_What is needed_
Word for word, repeat every record.

_Data_
★ ★ ★

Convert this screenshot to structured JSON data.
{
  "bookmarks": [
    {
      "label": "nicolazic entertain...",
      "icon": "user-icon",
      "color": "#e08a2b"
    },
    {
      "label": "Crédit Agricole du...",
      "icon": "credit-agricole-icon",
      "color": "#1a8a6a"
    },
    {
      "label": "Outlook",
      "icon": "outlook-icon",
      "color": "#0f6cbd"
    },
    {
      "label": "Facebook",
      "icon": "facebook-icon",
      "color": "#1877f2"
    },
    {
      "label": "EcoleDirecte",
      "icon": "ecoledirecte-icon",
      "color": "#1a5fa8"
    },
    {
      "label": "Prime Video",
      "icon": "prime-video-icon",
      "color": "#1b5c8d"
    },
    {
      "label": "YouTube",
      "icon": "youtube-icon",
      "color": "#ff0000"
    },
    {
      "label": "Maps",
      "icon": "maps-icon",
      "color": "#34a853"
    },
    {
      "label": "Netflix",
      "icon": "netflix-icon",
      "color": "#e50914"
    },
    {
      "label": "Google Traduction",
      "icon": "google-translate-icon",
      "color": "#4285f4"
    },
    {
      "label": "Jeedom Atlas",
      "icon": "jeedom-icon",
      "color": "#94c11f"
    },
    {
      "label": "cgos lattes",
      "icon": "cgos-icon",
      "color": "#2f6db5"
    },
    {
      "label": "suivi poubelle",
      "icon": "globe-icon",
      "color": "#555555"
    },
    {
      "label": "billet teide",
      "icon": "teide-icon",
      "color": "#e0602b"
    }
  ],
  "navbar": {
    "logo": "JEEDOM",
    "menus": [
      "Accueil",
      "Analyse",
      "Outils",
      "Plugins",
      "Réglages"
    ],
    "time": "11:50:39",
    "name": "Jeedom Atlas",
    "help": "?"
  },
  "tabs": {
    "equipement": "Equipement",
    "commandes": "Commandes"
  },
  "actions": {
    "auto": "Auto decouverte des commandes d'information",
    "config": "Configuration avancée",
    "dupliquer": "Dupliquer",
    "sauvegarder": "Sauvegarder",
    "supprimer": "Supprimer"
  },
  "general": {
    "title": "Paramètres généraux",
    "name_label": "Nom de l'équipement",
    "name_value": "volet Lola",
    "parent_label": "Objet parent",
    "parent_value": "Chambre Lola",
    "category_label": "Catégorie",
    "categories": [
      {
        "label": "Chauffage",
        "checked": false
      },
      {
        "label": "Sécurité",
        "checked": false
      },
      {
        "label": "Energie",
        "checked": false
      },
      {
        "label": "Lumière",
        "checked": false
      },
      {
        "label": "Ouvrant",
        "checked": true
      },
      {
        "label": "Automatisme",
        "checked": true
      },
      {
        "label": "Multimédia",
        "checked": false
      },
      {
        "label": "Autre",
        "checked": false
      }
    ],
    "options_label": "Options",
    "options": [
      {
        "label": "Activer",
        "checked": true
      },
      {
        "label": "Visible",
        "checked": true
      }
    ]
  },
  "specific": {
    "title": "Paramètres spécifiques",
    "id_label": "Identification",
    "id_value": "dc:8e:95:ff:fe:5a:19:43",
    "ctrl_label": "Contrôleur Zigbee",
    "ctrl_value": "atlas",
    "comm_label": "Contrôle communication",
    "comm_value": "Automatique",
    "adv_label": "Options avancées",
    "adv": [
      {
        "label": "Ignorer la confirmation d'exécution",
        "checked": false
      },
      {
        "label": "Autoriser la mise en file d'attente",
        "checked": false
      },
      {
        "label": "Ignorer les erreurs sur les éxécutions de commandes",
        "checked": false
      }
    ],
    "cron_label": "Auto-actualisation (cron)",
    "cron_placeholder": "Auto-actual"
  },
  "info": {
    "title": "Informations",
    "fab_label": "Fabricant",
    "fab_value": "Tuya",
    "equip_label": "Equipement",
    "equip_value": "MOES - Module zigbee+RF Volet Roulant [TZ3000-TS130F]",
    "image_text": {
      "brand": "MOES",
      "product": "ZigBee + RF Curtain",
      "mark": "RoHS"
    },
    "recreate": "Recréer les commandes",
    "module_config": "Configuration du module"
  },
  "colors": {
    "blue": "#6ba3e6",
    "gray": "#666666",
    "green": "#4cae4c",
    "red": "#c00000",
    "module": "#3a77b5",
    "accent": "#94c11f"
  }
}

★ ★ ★

_Finished exercise_
Convert this screenshot to structured JSON data.
{
  "bookmarks": [
    {
      "label": "nicolazic entertain...",
      "icon": "user-icon",
      "color": "#e08a2b"
    },
    {
      "label": "Crédit Agricole du...",
      "icon": "credit-agricole-icon",
      "color": "#1a8a6a"
    },
    {
      "label": "Outlook",
      "icon": "outlook-icon",
      "color": "#0f6cbd"
    },
    {
      "label": "Facebook",
      "icon": "facebook-icon",
      "color": "#1877f2"
    },
    {
      "label": "EcoleDirecte",
      "icon": "ecoledirecte-icon",
      "color": "#1a5fa8"
    },
    {
      "label": "Prime Video",
      "icon": "prime-video-icon",
      "color": "#1b5c8d"
    },
    {
      "label": "YouTube",
      "icon": "youtube-icon",
      "color": "#ff0000"
    },
    {
      "label": "Maps",
      "icon": "maps-icon",
      "color": "#34a853"
    },
    {
      "label": "Netflix",
      "icon": "netflix-icon",
      "color": "#e50914"
    },
    {
      "label": "Google Traduction",
      "icon": "google-translate-icon",
      "color": "#4285f4"
    },
    {
      "label": "Jeedom Atlas",
      "icon": "jeedom-icon",
      "color": "#94c11f"
    },
    {
      "label": "cgos lattes",
      "icon": "cgos-icon",
      "color": "#2f6db5"
    },
    {
      "label": "suivi poubelle",
      "icon": "globe-icon",
      "color": "#555555"
    },
    {
      "label": "billet teide",
      "icon": "teide-icon",
      "color": "#e0602b"
    }
  ],
  "navbar": {
    "logo": "JEEDOM",
    "menus": [
      "Accueil",
      "Analyse",
      "Outils",
      "Plugins",
      "Réglages"
    ],
    "time": "11:50:39",
    "name": "Jeedom Atlas",
    "help": "?"
  },
  "tabs": {
    "equipement": "Equipement",
    "commandes": "Commandes"
  },
  "actions": {
    "auto": "Auto decouverte des commandes d'information",
    "config": "Configuration avancée",
    "dupliquer": "Dupliquer",
    "sauvegarder": "Sauvegarder",
    "supprimer": "Supprimer"
  },
  "general": {
    "title": "Paramètres généraux",
    "name_label": "Nom de l'équipement",
    "name_value": "volet Lola",
    "parent_label": "Objet parent",
    "parent_value": "Chambre Lola",
    "category_label": "Catégorie",
    "categories": [
      {
        "label": "Chauffage",
        "checked": false
      },
      {
        "label": "Sécurité",
        "checked": false
      },
      {
        "label": "Energie",
        "checked": false
      },
      {
        "label": "Lumière",
        "checked": false
      },
      {
        "label": "Ouvrant",
        "checked": true
      },
      {
        "label": "Automatisme",
        "checked": true
      },
      {
        "label": "Multimédia",
        "checked": false
      },
      {
        "label": "Autre",
        "checked": false
      }
    ],
    "options_label": "Options",
    "options": [
      {
        "label": "Activer",
        "checked": true
      },
      {
        "label": "Visible",
        "checked": true
      }
    ]
  },
  "specific": {
    "title": "Paramètres spécifiques",
    "id_label": "Identification",
    "id_value": "dc:8e:95:ff:fe:5a:19:43",
    "ctrl_label": "Contrôleur Zigbee",
    "ctrl_value": "atlas",
    "comm_label": "Contrôle communication",
    "comm_value": "Automatique",
    "adv_label": "Options avancées",
    "adv": [
      {
        "label": "Ignorer la confirmation d'exécution",
        "checked": false
      },
      {
        "label": "Autoriser la mise en file d'attente",
        "checked": false
      },
      {
        "label": "Ignorer les erreurs sur les éxécutions de commandes",
        "checked": false
      }
    ],
    "cron_label": "Auto-actualisation (cron)",
    "cron_placeholder": "Auto-actual"
  },
  "info": {
    "title": "Informations",
    "fab_label": "Fabricant",
    "fab_value": "Tuya",
    "equip_label": "Equipement",
    "equip_value": "MOES - Module zigbee+RF Volet Roulant [TZ3000-TS130F]",
    "image_text": {
      "brand": "MOES",
      "product": "ZigBee + RF Curtain",
      "mark": "RoHS"
    },
    "recreate": "Recréer les commandes",
    "module_config": "Configuration du module"
  },
  "colors": {
    "blue": "#6ba3e6",
    "gray": "#666666",
    "green": "#4cae4c",
    "red": "#c00000",
    "module": "#3a77b5",
    "accent": "#94c11f"
  }
}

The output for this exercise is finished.